The main thing (getting away from the technicalities for a minute) is that unless this is all just your final brush up before you send off your manuscript, you’re likely to not ever really go through the entire to-do list, because changes that you make for some things will also remove other problems. To some extent, working in a linear fashion then might not be a terrible thing, as you start to fix issues in earlier chunks of the book and so do away with related issues that sprang up later. But the same could go for fixing the big swirling vortex of plot-hole doom in the center of your book (that might be too personal an example; no slight intended to your own work!), and by coming up with the fix for that you’ll probably relieve the need to address the dozens of related comments scattered through the book.

It might benefit you then to go through your comments and find the ones that are really core problems and work on those first, then make another sweep to see which comments still need addressing and work on the next set of those, etc. and work in stages like that rather than grouping everything at the beginning. Basically just divide into two or three groups to start, from most important to least important, then once you’ve started addressing the top priority concerns you can look through and see what’s left of the next set that you need to consider.

Apologies if I got too off track, and I’m sure you could get plenty of opposite advice; you may already have your own tried and true system that you’re just trying to fit into Scrivener, and I don’t want to mess with that. Just tossing in some ideas based on my own way of working.

That was the “Ahh so simple” stroke of genius response I was hoping for. It’ll work perfectly for me and I’d completely forgotten you could change the colours.

I can easily scan through all the comments and colour the ones I need to do first, then rinse and repeat until I’m happy.

Thanks.

Haha, no problem. I’m a bit obsessive with color coding, inside Scrivener and out. Highlighters, colored comments, colored pens, colored sticky tabs…

I will now see you looking like this: bit.ly/m7I5M8

I encountered a bug with the colouring of comments:

First up, I’m using the “show colours” option as I wanted a brighter red. So my workflow is to create a comment and if needed right click it in the inspector, choose show colours, select the crayola tab and select Maraschino. I’ve also occasionally selected snow, so I’ve got white > yellow > red as my severity of comments.

I earlier selected a comment and changed it to red, but it changed to black.
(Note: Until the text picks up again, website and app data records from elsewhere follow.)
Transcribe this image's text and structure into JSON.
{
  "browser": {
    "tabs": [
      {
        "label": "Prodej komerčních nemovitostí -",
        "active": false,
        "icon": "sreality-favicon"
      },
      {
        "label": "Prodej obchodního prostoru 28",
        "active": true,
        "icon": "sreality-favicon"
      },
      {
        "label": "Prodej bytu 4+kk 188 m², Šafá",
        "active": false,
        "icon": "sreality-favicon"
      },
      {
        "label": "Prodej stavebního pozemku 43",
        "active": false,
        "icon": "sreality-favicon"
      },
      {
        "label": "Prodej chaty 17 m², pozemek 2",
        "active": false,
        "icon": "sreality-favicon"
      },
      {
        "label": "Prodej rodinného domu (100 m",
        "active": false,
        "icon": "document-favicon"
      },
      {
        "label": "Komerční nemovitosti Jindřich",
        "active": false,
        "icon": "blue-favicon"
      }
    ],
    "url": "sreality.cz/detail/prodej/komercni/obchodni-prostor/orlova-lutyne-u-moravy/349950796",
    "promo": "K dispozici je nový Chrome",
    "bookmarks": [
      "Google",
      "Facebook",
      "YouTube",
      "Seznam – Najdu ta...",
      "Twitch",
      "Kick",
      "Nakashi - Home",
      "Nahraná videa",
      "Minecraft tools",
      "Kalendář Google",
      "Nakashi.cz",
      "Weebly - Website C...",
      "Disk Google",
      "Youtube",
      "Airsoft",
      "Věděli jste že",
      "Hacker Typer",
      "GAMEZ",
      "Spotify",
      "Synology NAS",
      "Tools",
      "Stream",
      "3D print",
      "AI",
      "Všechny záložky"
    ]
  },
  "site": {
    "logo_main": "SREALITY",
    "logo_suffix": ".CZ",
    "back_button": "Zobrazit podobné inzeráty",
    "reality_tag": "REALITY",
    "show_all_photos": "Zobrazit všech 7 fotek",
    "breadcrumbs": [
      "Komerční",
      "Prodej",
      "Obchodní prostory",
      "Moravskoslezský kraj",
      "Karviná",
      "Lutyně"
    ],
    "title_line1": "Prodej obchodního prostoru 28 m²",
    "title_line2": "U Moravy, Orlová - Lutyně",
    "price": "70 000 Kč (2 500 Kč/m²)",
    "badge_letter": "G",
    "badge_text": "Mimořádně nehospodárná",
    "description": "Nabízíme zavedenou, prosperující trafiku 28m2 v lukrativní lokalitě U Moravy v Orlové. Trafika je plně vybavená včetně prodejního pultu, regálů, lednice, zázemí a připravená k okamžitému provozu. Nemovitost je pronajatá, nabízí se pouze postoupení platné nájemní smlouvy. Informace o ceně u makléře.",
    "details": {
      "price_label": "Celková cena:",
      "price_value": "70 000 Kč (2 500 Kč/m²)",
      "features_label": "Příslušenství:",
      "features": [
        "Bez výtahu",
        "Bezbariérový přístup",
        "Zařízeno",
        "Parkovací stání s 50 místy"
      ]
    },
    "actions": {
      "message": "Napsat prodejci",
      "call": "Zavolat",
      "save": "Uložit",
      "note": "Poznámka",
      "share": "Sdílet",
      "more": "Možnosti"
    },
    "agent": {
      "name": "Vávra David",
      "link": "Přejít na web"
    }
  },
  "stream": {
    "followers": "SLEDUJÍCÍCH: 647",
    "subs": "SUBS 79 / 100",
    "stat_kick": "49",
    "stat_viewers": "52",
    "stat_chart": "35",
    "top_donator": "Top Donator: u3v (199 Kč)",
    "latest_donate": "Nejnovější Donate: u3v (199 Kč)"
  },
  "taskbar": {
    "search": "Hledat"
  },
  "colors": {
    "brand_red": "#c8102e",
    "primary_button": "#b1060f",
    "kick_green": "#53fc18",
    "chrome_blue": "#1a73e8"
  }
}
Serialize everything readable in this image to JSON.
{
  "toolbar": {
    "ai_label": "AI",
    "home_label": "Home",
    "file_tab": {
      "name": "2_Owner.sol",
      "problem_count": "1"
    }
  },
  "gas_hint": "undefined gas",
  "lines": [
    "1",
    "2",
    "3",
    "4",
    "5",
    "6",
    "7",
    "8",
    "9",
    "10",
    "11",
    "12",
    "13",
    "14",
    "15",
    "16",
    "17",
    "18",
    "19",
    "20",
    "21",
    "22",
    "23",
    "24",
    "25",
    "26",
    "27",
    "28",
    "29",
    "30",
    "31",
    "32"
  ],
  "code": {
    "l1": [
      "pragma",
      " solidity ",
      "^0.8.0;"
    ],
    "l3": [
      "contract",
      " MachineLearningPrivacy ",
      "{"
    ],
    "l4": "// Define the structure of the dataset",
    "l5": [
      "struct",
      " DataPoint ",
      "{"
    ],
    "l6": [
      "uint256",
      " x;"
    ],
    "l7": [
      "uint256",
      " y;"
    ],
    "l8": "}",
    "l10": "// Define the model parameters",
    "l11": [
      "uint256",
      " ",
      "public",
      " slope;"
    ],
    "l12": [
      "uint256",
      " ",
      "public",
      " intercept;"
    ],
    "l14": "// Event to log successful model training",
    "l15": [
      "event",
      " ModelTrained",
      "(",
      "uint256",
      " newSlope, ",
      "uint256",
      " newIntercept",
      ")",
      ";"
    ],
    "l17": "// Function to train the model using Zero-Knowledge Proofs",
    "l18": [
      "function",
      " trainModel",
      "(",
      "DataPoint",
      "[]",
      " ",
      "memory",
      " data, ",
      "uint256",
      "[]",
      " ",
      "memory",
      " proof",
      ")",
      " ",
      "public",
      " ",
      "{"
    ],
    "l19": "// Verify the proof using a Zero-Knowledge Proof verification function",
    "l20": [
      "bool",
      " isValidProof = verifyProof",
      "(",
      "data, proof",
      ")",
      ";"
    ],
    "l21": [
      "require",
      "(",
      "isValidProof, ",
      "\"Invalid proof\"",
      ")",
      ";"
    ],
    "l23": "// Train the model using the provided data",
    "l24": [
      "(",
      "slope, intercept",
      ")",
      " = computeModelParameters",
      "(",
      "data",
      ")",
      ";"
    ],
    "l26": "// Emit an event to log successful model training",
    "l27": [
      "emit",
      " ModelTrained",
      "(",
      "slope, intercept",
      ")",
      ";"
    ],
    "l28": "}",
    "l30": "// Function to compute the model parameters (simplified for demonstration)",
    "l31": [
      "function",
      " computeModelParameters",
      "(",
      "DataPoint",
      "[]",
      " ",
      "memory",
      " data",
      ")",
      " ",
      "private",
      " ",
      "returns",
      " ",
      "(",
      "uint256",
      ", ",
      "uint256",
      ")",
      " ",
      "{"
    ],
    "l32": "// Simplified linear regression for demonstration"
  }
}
Then whenever I clicked in a new comment it too turned black (just by clicking it in the inspector). The black was visible in the inspector and the editor. I left this strange (click to change colour) mode by clicking menus and within the binder, not sure which had the desired effect.

I tried changing the first black comment to red, but all that managed to do was change one word within it a red text background.

I cleared most of the issue by changing them to yellow and then back to the Maraschino. This worked perfectly in the inspector, but my first comment was still black in the main document. No matter what colour I changed it to, the inspector showed it correct but the editor had it on a black background.

I restarted Scrivener but it was still there and I still couldn’t lose the black in the editor by changing the colour of the comment.

I cured the black background by highlighting the comment text in the editor and unhighlighting it.

This still left me with a single red highlighted word within the comment in the inspector (Could be seen as the red highlight didn’t match the comment colour gradient), so I copy and pasted the text out with a match formatting and that cured it.

I’m not stopping using the colouring comments, but this was weird!

Hey, want me to post this up as a bug report?

No response, so I’m going to post anyway